It’s Time for the Offshore Wind Industry to Climb the Digital Maturity Ladder

The offshore wind industry is experiencing significant growth in the UK at the moment, something which was boosted even further recently following the announcement of the industry Sector Deal by the UK government

The Deal will deliver £48 billion of investment in the UK’s offshore wind infrastructure, will create 27,000 jobs and will ensure that by 2030, 30% of all electricity in the UK is generated from offshore wind sources.

Meanwhile, the emergence of big data and digitalisation as a transformer of the global economy has been one of the key industrial trends of recent years. Last year, the Government’s Industrial Strategy identified artificial intelligence and data as one of its four Grand Challenges, providing clear evidence of the technology’s emerging importance, and highlighting its transformational potential.

The technology provides endless opportunities for innovation in the offshore wind and other renewable energy sectors. From reducing turbine downtime through predictive maintenance, to improving health and safety through better weather and wave height forecasting, the industry is still scratching the surface of the potential benefits.

The data opportunity

Taking offshore wind power as an example, it is now a mainstream source of electricity generation that is cost-competitive with conventional methods. The UK also has a world-leading marine energy supply chain that has the potential to achieve significant cost reduction.

Despite the significant progress being made and current levels of growth, there are still many challenges to be overcome in the design, operations and maintenance (O&M) of offshore wind farms. O&M represents around 25–30% of a wind farm’s lifetime cost but if offshore wind farms are to remain profitable, these costs need to come down. As a result, the industry’s focus has shifted towards smarter maintenance and task planning, and more efficient spare parts management and logistics, in an effort to reduce expenditure. One of the biggest challenges in achieving this will be finding out where and how improvements can be made, but this is an area in which data and digitalisation will play an important role.

Offshore wind turbine generators are complex systems comprising thousands of individual components and sensors. As each turbine is generating clean electricity, their numerous sensors are logging information and statistics about the condition and performance of everything from the equipment to the technicians who work on them.

The opportunities that all of this data presents for windfarm owner/operators are endless.

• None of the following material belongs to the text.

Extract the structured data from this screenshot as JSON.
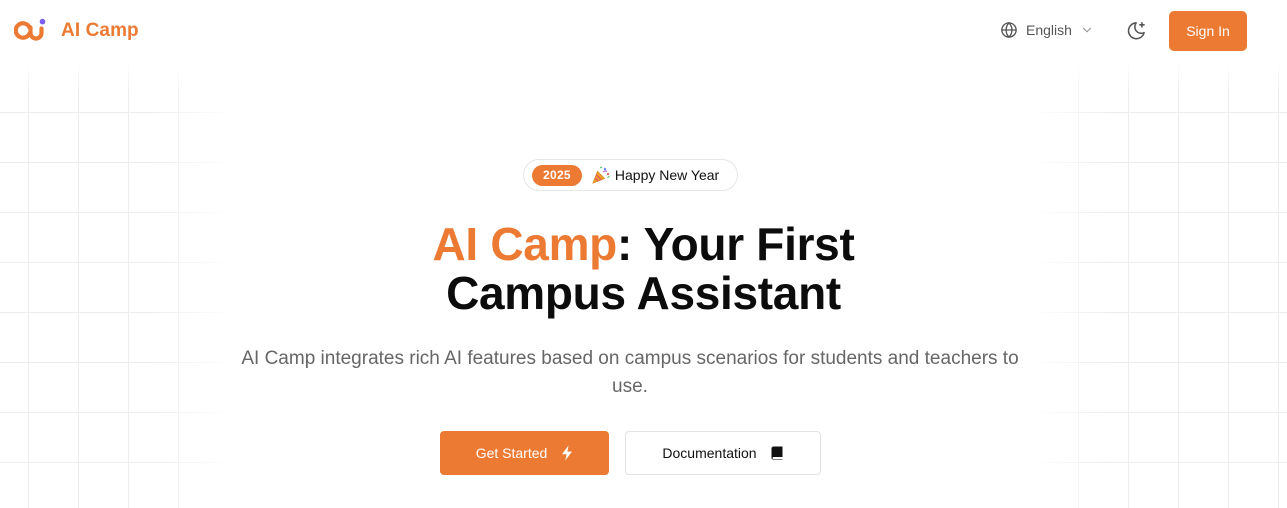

Proper data management and analysis can help aid decision-making to improve efficiency, reduce running costs and solve operations and maintenance issues, thus resulting in long term benefits such as increased asset life span. In a sense, the data can ‘de-risk’ an investment; decision-making informed by data is always more dependable and reliable than decisions made on instinct, anecdotal evidence, or estimation.

For example, turbine inspection schedules can be planned because data indicates that they might need attention. The knowledge can then be used to equip engineers with the tools needed for specific tasks, creating efficiencies in logistics. It can also help to improve employee safety by reducing the number of visits to turbines and therefore the number of technician transfers from crew transport vessel to turbine. This is something which is an ever-present challenge for the industry.

Overcoming the challenges

Taking advantage of the opportunities offered by data and digitalisation can require significant changes for businesses, and the adoption of this new technology is one of the biggest challenges currently facing the renewables sector.

Many organisations in the offshore renewables sector need to overcome significant barriers such as behavioural change and replacing outdated IT systems. The most basic steps in the digital transformation often require new ways of working: reviewing data, active condition monitoring and taking steps towards preventative maintenance, for example. Besides simply using data and actioning the insights that it can provide, making a business digital-ready also involves a transition to the use of digital hardware and software tools to improve operational processes. These can include the provision of Wi-Fi connectivity on wind farm sites, or the automation of procurement processes to improve purchasing efficiency.

The transition to data-driven decision-making calls for a step-based approach. Looking at other industries where digitalisation is more mature, such as IT, finance, oil and gas, we can see four main stages:

  • Descriptive: finding out what happened.
  • Diagnostic: finding out why it happened.
  • Predictive: working out what is likely to happen in future.
  • Prescriptive: working out what needs to be done.

Transitioning to a data-driven process is not only about putting these steps into place, but also about implementing a system where the full value of the data is extracted at each step. While most individuals and organisations will work with Key Performance Indicators (KPIs), which provide valuable descriptive insight, different business functions require specific KPIs for them to be relevant and useful.

Taking advantage of the opportunities offered by data and digitalisation will require significant changes for businesses. However, it is now clear that the application of data analysis can cut costs and help owner/operators make smarter decisions. Becoming a data-driven business means climbing up the digital maturity model. The best way up is by leveraging analytics capabilities from the descriptive and diagnostic levels, and ultimately ending up at the predictive and prescriptive stages, from where progress can be made.

About the Author

Peter van Heck is Data Scientist, Offshore Renewable Energy (ORE) at Catapult. Peter is part of the Data & Digitalisation team at ORE Catapult, a multi-disciplinary team of experts in computer science, data management, mechanical engineering and marine technology. The team was established to address the main challenges in wind, wave and tidal energy data management, and to investigate and spearhead new ways of processing and handling data.